I am somewhat ashamed to say that I am delighted to see that they look rather like I feel – heavily sleep deprived. No doubt the Porter kept them up all night, searching for the non-existent performance enhancing drugs, which, ironically, they look like they could do with right now. And there is definitely a hint of the itching powder in action – agitation and irritation seems to swarm about them like a plague. There are a couple of fat ones at the back that appear unaffected but you can’t have everything, I suppose.

Under ordinary circumstances, I would find the enjoyment of human suffering abhorrent; but these are not ordinary circumstances and I am enjoying myself immensely. Hawkins College – quite apart from being our natural enemy – are unbelievably smug and, let’s be frank, there are worse things than being tired and itchy.

“They look as rough as a bunch of badgers arses,” Head Porter poetically observes.

“What beautiful imagery, Head Porter,” I say. “Tell me – have you thought of becoming a wordsmith?”

“They look worst than ever thought possible by anybody anywhere,” says the Professor. “I bet they have lots of croaks when they look like that, you know. Imagine. We will probably rank higher than Hawkins, for sure.”

“That’s a point, who is judging this thing anyway?” asks Head Porter.

“Actually, I don’t really know,” I reply. “But the University Dean is in attendance, so I’m betting it’s him.”

I nod up towards the gallery where a corpulent elderly gentleman appears to be snoozing gently. However, his cheeks are so stoutly plump that they have almost devoured his eyes entirely so it is impossible to tell for sure. To all intents and purposes, the University Dean is most likely the most powerful man in the University and therefore The City itself. There is a rumoured upper echelon of shadowy figures that dictate from on high and instruct him, but this is unsubstantiated tittle-tattle at best. Where academics are concerned, I am prepared to believe anything.

“Many too bads Mr. Dean isn’t here,” muses Professor Duke. “Then again, though, his ear is dead to music—much like that fellow up there, I’d say.”

The Dean has very little time for the creative arts and famously only owns one solitary record. I, for one, am rather pleased he isn’t here. With all the warrior nun gossip and the dishevelled state of Hawkins Choir would no doubt raise his suspicions. And the state of the choir is rapidly becoming more dishevelled. A couple of the poor buggers – with darkened eyes and sunken cheeks – are frantically clawing at themselves as the itching powder takes hold upon their flesh. It is quite a disconcerting sight, in fact, particularly for those unaware of the cause. There is a shrill cry from somewhere within the gallery –

“Witchcraft! It’s witchcraft I tell you!”

“What do you mean, witchcraft?” comes a plaintive response. “Don’t be daft!”

“I say they are possessed!” Another voice adds to the hysteria and a fevered muttering ripples across The Great Chapel.

As the wretched Hawkins Choir thrash wildly about the chancel, a typically ridiculous response erupts throughout the audience. There are squeals and accusations of all sorts being thrown into the chattering throng and even mentions of sabotage. That, at least, is true.

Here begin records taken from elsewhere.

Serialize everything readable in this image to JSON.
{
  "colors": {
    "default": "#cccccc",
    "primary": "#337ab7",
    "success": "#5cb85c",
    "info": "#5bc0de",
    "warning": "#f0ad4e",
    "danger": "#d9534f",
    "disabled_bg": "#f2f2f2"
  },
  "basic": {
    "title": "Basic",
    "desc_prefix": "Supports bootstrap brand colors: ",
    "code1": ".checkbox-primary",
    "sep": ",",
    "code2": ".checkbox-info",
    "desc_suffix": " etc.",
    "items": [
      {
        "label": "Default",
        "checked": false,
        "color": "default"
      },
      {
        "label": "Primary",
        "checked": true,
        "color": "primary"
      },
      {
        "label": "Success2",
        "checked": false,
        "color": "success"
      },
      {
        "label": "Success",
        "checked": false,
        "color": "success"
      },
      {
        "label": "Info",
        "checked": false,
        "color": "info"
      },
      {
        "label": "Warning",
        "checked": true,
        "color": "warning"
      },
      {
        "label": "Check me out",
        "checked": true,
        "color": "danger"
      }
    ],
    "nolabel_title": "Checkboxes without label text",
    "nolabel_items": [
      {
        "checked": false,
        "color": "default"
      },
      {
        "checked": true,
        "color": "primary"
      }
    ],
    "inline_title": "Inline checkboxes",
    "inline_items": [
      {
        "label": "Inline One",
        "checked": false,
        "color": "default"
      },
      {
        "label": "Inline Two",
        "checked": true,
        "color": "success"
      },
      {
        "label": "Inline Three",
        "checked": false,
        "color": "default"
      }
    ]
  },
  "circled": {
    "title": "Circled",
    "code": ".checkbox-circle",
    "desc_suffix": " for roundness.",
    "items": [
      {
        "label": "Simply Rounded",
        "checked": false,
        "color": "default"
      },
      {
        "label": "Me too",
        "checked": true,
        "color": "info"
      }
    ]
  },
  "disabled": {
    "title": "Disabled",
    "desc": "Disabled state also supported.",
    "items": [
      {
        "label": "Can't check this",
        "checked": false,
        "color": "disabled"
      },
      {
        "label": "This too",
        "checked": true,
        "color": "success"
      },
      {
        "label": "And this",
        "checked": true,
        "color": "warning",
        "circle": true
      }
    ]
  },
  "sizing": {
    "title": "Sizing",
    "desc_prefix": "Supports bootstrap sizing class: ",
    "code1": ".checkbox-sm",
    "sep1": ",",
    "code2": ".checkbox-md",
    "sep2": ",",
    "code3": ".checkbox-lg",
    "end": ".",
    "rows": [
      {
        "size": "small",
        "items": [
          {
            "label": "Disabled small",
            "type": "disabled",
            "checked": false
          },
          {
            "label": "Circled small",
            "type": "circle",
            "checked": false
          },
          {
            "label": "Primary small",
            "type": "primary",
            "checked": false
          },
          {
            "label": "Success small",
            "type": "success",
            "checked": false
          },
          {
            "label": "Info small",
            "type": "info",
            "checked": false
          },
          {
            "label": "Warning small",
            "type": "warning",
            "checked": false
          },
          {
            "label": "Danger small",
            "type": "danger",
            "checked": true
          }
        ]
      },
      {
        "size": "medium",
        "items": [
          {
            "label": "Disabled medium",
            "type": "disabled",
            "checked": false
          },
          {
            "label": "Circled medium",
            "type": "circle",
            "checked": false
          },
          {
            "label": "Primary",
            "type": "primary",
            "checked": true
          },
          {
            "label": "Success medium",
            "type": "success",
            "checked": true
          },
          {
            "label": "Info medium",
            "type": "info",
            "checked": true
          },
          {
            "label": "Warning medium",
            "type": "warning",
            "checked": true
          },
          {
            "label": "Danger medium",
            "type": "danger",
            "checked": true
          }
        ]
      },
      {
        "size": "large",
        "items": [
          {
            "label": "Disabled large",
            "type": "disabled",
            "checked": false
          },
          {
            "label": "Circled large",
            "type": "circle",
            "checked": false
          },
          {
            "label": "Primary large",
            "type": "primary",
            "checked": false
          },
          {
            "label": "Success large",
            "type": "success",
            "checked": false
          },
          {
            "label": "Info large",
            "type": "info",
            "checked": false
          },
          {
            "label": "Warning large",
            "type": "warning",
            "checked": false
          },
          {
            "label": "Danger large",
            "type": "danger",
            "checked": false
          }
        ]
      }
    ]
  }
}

“I think we should be making a move, chaps,” I suggest to my bewildered companions. “What with all the nun-talk and now this, it’s probably better we make ourselves scarce.”

“If you insist,” says the Professor. “This ugliness could turn into an epic fight, but let’s leave just because.”

Under the cover of panic and confusion, we quietly slip from our pew and out into the lobby of The Great Chapel. This turns out to be the cause of some surprise – in fact, two surprises. The first surprise is that there is someone stood apparently waiting for us. The second surprise is that it is none other than The Master.